- 5.1–5.9 in
- 9.1 in
- 0.5–0.7 oz
- Viréo à gorge jaune (French)
- Vireo pechiamarillo, Verdón de pecho amarillo, Vireo gargantiamarillo, Vireo gorgiamarillo (Spanish)
- While the Yellow-throated Vireo is associated with forest edge habitat, it actually requires large blocks of forest to breed successfully. Numbers decrease sharply in forests smaller than 100 hectares (250 acres) in the northeastern United States.
- The Yellow-throated Vireo is typically a solitary bird on migration and during the winter. It forms only loose associations with mixed-species foraging flocks. In the summer, pairs associate only long enough to raise a brood of young.
Breeds in a variety of edge habitats in mature deciduous and mixed deciduous forests.
Arthropods, some fruits and seeds.
- Clutch Size
- 3–5 eggs
- Egg Description
- Creamy white with sparse dark spots around larger end.
- Condition at Hatching
- Helpless with tufts of down.
Nest an open cup suspended by rim from fork of small branch in tree. Made of bark strips, dry grasses, rootlets, long pine needles, leaves, or hair, held together with insect silk and spider webbing.
Forages in middle and uppers stories of forest, gleaning insects off trunks, branches and leaves. Moves slowly from place to place and searches for a relatively long time from one spot.
Has disappeared from some small forest areas, but is increasing slightly rangewide.

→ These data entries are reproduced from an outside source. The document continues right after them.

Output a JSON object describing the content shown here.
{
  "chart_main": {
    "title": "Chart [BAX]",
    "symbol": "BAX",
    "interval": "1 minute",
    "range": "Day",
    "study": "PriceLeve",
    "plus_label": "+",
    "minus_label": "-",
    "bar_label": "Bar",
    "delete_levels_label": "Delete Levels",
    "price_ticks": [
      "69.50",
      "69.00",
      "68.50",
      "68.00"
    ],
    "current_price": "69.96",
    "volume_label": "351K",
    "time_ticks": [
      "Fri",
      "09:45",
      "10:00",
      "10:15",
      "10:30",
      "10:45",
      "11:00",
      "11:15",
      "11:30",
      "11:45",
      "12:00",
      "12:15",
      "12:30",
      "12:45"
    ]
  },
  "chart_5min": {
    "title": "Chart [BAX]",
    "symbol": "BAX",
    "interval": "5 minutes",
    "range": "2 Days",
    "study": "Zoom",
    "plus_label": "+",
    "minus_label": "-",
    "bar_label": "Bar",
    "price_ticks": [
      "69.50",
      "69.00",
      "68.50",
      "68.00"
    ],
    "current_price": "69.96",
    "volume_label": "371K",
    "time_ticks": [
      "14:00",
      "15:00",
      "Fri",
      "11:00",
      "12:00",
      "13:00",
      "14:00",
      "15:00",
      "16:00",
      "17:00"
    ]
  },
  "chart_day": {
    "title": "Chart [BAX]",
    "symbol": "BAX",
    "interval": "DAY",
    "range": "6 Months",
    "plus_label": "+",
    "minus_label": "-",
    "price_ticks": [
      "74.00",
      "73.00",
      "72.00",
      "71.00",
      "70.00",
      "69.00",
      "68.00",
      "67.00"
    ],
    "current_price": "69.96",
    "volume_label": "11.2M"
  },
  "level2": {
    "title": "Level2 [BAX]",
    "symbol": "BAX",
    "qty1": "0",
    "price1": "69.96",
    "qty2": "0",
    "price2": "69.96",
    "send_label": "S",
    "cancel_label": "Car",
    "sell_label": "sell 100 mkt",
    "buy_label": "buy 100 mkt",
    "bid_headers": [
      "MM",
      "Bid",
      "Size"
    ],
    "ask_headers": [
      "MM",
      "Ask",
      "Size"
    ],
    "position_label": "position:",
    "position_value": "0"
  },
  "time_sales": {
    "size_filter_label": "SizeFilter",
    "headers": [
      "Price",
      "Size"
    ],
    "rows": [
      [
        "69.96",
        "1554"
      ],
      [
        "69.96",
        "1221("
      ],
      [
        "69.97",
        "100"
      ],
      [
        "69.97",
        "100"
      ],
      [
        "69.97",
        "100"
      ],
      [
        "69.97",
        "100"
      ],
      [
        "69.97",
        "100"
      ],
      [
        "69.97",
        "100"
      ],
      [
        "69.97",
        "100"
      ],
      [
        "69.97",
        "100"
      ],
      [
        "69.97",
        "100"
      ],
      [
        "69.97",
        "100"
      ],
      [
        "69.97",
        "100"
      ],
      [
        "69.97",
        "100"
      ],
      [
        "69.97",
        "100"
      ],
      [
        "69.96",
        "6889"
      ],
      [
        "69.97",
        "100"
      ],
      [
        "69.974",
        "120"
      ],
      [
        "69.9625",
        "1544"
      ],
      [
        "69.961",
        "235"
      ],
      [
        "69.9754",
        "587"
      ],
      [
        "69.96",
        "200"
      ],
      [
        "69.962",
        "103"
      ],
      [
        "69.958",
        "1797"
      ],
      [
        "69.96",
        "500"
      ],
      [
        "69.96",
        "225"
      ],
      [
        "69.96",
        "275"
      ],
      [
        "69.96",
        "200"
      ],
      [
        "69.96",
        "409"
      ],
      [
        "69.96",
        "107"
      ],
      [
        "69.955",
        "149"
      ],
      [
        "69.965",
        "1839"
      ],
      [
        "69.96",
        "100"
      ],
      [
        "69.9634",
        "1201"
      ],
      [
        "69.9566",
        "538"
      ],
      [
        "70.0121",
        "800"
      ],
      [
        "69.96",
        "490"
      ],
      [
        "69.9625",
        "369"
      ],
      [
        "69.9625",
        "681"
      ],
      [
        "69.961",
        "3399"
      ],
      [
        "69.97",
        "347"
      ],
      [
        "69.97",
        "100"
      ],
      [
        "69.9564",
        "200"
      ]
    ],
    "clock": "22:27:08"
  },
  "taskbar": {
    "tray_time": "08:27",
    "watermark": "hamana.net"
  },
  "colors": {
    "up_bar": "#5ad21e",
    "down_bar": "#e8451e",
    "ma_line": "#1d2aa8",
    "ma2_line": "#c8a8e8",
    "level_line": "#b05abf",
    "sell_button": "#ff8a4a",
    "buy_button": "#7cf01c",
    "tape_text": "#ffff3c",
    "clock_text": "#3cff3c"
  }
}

- Rodewald, P. G., and R. D. James. 1996. Yellow-throated Vireo (Vireo flavifrons). In The Birds of North America, No. 247 (A. Poole and F. Gill, eds.). The Academy of Natural Sciences, Philadelphia, PA, and The American Ornithologists' Union, Washington, D.C.